by Gideon Lasco, MD
Mountain climbing in the Philippines is both a sport and a social activity, and in many cases there is equal, if not greater enthusiasm, between taking pictures at the summit and gulping some shots at the campsite. Depending on the group, alcohol intake may range from zero to bottles upon bottles of porter-carried brandy. The social advantages/disadvantages of drinking are well known; this article focuses on the medical issues involved.
What happens when you drink, and how is it any different from drinking in the city at sea level? Basically, alcohol acts like a drug in the human body, depressing brain and other body functions. In very low doses, it can stimulate some parts of the brain, thus creating a light-headed, euphoric state. In high elevations, however, its effects are magnified (some say doubled). Thus,
Historically, it was believed that alcohol use is beneficial in high altitude, and can protect against Acute Mountain Sickness. In the Philippines, the non-social rationale for its use is that it’s a ‘pampainit’- it warms the body. However, Houston (1999) affirmed earlier studies that show that alcohol intake is harmful on high elevations, and thereby it must be avoided or reduced. What are the reasons?
First, alcohol affects mental functions even when you are not drunk, and since mountain climbing is a state of risk and danger, it is important for everybody to be alert and mentally sound. Even at night, many decisions may have to be made with changing weather and so on; thus alcohol is damaging. These effects also predispose the climber to hypothermia.
Second, alcohol binds water and interferes with the secretion of antidiuretic hormone, a water-conserving substance in our body. Thus, there is excessive urine output. Subsequently, dehydration can occur. In mountain climbing where water is precious, this effect is very harmful.
Third, alcohol binds oxygen in the bloodstream, robbing the body of this important element. Also, alcohol depresses respiratory function. These can further predispose you to oxygen loss, and carries a greater risk of Acute Mountain Sickness.
Fourth, the hangover produced by the dehydrating effects of alcohol can affect your climb performance the next day, causing not only delays in the climb, but also an increased risk for accidents.

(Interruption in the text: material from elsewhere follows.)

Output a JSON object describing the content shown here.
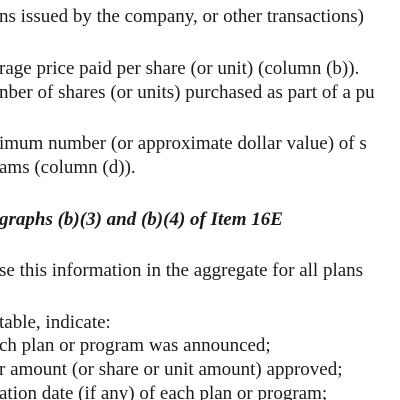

1. PinoyMountaineer recommends all mountain climbers to avoid or limit alcohol intake. There is no hard and fast rule but we suggest a maximum total nighttime alcohol intake of 50 mL for men and 40 mL for women. 50 mL translates to 2-3 shots of brandy or gin, about two glasses of beer, or equivalent. Take note that this is the maximum limit. Again, this may vary from person to person. There are some people I know who can tolerate over 100 mL alcohol. Use your best judgment on your limits.
|San Mig Light||4.5%||2-3 bottles|
|Red Horse beer||7%||2 bottles|
|GSM Blue||32.5%||2-3 shots|
|Generoso Brandy / Empoy||32.5%||2-3 shots|
|Tanduay Rum||40%||2 shots|
2. A heavy meal before drinking can lessen alcohol’s effects, and so does drinking a lot of water before, during, and after the drinking session. Also, drinking a lot of water can prevent or lessen the effects of a hangover.
2. Absolutely don’t drink before climbing. Just like drinking and driving, the depressed mental function, loss of coordination, vertigo, and blurred vision brought about by the alcohol greatly increases the risk of injuries, falls, and other accidents.
3. Climbers who have alcohol-related problems such as allergies and sensitvity must avoid drinking as much as possible. Climbers who are taking any form of medication must avoid drinking as much as possible.
4. Do not pressure anybody to drink at socials, especially if you do not know the person well. Don’t pressure guides or porters to drink with you because they are your responsibility also in a way. We’ve heard of cases where totally drunk guides couldn’t wake up the next day, ultimately ruining the group’s climb.
We are aware that it is customary for a majority of climbers in the Philippines to drink some amount of alcohol in the mountains. This article aims at explaining the risks involved in excessive alcohol intake, and prescribes guidelines as to the amount of alcohol one can take as well as other recommendations.